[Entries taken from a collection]
***

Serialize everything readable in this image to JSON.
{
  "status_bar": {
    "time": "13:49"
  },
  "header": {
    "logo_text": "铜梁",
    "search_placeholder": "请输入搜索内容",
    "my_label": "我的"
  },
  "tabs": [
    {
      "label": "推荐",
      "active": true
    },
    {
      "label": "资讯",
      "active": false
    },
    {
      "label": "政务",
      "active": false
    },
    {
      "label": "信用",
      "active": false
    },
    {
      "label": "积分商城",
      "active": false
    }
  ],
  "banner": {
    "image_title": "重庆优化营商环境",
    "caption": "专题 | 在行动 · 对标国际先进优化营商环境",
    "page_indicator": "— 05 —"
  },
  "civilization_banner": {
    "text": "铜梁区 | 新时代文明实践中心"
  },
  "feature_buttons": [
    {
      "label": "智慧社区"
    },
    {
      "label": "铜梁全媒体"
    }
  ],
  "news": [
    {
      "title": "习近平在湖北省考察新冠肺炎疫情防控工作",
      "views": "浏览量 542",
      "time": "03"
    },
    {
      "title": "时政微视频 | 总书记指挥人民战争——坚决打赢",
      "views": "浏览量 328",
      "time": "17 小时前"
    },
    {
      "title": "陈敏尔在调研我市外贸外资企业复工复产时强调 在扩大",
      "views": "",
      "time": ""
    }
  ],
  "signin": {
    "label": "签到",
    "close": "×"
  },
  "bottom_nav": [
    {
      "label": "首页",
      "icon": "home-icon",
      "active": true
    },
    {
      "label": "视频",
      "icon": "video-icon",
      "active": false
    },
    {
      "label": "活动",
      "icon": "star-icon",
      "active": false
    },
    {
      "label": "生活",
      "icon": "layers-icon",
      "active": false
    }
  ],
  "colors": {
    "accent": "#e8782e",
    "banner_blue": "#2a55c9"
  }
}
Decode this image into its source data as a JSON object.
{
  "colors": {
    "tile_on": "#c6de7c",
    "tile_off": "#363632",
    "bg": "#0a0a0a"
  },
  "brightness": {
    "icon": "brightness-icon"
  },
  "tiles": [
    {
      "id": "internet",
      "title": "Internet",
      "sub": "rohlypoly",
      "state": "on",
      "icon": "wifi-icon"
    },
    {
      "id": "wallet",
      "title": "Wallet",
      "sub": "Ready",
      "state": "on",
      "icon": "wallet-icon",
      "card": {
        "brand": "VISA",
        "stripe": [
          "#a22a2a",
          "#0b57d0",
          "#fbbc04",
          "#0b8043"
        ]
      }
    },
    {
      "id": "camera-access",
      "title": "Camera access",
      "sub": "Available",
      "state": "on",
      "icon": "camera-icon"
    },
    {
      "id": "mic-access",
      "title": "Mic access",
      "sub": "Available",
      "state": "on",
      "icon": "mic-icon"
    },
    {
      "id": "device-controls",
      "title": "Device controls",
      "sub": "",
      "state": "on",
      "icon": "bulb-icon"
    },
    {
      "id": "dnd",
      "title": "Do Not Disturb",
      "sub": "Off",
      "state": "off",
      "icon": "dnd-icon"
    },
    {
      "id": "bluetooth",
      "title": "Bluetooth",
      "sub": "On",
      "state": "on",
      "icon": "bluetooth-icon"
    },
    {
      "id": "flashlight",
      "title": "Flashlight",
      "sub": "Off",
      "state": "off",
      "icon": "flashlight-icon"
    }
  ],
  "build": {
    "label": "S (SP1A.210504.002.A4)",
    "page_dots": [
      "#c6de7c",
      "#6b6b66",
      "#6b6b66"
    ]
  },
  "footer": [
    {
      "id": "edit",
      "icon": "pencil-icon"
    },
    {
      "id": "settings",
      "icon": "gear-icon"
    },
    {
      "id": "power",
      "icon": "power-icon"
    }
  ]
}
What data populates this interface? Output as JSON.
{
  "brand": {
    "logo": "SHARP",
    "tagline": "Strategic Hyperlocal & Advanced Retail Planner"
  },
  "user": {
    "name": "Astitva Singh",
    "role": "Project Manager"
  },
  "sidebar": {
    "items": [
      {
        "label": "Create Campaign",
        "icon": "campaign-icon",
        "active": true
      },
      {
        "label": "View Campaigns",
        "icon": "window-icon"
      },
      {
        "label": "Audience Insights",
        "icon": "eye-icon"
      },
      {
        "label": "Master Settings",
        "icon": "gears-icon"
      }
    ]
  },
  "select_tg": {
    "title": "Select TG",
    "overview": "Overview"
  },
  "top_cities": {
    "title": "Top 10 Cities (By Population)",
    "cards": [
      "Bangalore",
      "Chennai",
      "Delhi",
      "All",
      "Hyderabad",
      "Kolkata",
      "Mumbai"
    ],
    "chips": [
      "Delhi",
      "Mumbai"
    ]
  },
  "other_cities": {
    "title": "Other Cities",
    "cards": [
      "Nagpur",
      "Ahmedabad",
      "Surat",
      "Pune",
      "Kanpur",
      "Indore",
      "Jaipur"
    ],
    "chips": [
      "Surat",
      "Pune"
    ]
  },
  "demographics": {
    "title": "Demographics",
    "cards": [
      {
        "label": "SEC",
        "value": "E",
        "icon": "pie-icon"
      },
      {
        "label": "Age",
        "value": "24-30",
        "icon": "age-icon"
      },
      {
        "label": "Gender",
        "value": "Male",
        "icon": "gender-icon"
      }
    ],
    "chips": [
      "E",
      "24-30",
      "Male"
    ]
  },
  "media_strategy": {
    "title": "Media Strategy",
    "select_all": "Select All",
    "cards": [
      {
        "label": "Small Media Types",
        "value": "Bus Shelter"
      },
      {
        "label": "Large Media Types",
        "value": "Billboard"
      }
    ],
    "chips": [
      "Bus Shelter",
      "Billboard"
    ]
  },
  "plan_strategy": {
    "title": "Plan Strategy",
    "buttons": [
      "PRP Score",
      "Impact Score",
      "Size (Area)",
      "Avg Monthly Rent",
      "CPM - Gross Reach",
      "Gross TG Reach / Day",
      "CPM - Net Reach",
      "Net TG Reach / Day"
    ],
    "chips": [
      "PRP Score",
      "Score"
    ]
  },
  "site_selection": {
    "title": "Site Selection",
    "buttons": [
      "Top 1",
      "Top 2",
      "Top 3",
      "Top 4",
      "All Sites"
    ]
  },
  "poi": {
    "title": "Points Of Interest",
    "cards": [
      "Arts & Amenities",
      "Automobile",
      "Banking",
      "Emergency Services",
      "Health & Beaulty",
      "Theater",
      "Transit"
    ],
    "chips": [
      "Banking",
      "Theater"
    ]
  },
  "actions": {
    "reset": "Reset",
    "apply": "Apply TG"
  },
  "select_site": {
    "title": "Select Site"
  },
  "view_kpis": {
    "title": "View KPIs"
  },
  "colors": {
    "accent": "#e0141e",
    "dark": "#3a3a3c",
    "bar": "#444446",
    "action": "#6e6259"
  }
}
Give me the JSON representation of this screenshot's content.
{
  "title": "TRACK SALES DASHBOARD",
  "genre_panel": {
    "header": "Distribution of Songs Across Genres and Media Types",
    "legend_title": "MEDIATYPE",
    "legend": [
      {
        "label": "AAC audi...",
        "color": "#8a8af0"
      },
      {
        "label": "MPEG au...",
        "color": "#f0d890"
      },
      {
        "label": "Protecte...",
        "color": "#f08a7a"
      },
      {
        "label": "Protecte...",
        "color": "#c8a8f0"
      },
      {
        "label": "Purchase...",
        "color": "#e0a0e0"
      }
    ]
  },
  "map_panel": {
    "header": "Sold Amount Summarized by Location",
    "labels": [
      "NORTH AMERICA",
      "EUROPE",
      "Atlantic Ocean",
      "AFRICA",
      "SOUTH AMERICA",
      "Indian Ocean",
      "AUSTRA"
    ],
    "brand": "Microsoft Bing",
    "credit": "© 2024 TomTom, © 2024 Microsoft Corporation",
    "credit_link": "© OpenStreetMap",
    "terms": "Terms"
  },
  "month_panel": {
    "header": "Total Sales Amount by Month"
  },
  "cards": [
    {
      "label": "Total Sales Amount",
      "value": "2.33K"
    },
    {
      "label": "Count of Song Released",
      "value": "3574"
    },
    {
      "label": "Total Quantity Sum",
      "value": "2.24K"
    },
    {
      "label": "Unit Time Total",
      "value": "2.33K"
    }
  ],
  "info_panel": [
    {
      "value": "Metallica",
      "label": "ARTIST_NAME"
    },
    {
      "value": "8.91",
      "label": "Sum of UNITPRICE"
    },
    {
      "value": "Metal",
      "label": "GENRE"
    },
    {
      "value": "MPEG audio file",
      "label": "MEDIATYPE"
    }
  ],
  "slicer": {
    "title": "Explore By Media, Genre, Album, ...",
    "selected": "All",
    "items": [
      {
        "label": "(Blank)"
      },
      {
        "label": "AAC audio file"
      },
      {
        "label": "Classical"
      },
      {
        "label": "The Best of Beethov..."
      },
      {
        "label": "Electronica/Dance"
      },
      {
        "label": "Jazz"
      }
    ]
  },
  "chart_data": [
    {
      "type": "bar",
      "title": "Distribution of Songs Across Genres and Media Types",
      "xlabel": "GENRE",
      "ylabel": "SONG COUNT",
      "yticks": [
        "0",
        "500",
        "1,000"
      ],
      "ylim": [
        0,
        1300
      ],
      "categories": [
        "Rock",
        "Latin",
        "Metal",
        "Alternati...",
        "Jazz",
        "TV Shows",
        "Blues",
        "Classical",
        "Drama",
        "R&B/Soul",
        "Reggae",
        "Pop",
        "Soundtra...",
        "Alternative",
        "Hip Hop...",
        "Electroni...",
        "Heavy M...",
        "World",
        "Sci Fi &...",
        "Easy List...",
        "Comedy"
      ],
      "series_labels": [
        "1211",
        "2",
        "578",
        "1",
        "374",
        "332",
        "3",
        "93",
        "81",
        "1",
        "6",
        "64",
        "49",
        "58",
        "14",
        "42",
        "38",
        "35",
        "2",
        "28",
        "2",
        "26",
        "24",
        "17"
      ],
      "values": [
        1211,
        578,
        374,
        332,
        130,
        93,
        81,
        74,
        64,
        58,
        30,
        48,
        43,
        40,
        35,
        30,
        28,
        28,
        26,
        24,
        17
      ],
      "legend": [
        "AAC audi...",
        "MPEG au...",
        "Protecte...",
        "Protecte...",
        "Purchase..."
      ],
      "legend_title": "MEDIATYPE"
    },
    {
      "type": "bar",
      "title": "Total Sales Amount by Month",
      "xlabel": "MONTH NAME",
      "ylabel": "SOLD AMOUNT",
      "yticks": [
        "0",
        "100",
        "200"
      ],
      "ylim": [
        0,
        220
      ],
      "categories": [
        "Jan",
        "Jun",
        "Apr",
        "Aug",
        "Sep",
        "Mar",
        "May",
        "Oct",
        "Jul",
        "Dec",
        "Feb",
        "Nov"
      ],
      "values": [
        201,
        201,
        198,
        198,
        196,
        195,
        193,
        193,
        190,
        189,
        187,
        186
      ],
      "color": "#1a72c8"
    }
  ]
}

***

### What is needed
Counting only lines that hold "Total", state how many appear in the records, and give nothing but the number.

### Output below
5